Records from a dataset
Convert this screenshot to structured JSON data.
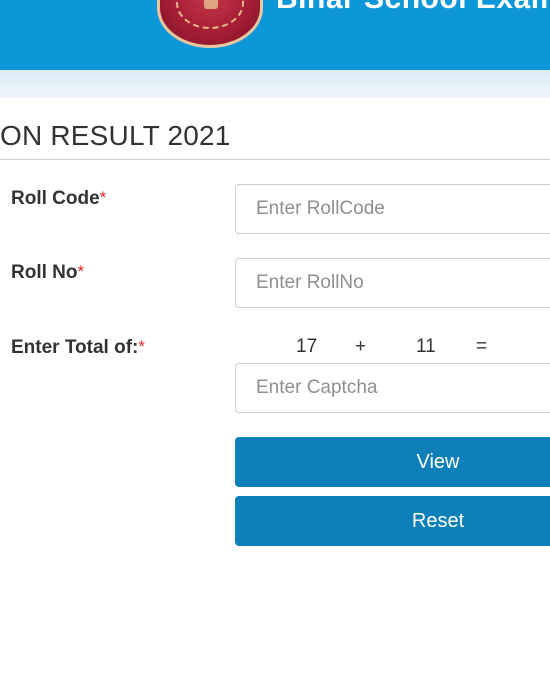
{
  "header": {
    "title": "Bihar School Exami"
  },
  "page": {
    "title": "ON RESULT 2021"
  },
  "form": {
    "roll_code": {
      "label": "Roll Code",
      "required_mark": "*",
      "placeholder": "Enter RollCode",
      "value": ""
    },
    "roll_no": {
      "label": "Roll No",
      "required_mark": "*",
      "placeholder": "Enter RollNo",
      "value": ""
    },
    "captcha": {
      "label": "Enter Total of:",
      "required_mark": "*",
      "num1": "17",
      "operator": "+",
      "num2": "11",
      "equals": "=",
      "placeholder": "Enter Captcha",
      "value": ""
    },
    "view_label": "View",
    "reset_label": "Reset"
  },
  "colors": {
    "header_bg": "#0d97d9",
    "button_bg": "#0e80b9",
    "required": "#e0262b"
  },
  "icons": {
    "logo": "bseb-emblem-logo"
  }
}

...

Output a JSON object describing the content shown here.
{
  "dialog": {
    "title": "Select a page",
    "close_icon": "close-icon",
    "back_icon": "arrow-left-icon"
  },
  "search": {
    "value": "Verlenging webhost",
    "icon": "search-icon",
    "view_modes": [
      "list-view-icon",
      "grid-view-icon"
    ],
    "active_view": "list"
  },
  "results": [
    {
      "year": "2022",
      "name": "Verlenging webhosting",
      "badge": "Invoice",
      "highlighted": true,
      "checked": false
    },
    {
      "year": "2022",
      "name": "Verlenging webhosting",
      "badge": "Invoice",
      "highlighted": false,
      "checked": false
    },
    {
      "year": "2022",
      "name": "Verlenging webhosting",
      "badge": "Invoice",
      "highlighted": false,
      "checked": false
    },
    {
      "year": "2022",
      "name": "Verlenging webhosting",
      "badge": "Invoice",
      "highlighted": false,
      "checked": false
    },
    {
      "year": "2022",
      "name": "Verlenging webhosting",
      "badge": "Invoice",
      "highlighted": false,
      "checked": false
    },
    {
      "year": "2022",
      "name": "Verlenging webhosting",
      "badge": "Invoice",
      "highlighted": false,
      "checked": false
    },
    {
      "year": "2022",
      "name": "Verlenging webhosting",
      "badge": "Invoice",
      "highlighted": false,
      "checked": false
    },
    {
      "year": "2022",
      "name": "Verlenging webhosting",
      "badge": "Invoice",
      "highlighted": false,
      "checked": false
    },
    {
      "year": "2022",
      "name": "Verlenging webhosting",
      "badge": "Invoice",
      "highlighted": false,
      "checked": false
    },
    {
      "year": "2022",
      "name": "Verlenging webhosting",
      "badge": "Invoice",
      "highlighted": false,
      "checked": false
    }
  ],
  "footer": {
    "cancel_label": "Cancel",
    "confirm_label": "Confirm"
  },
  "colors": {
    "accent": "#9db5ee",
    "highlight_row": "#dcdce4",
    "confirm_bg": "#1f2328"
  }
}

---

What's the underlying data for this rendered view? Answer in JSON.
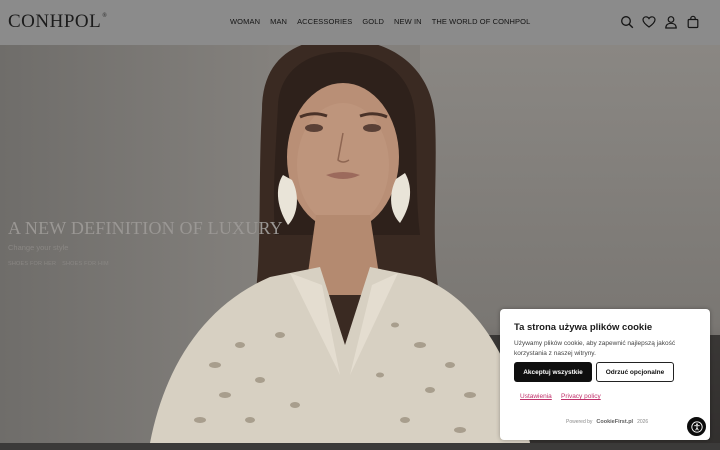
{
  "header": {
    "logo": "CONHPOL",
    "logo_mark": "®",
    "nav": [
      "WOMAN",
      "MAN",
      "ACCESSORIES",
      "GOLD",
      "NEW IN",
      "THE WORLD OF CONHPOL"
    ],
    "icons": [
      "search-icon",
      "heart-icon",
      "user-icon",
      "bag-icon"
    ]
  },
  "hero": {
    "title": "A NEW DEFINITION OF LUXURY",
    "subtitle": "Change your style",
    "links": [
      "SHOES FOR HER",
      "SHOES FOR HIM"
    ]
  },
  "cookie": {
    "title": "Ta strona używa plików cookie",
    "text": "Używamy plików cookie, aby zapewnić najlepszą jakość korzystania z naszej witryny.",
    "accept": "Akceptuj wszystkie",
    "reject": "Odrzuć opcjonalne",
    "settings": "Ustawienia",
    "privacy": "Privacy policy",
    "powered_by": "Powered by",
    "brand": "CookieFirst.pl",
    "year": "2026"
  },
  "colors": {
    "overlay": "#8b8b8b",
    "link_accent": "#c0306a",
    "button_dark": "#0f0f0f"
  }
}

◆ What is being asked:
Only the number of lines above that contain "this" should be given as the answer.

◆ Completed exercise:
2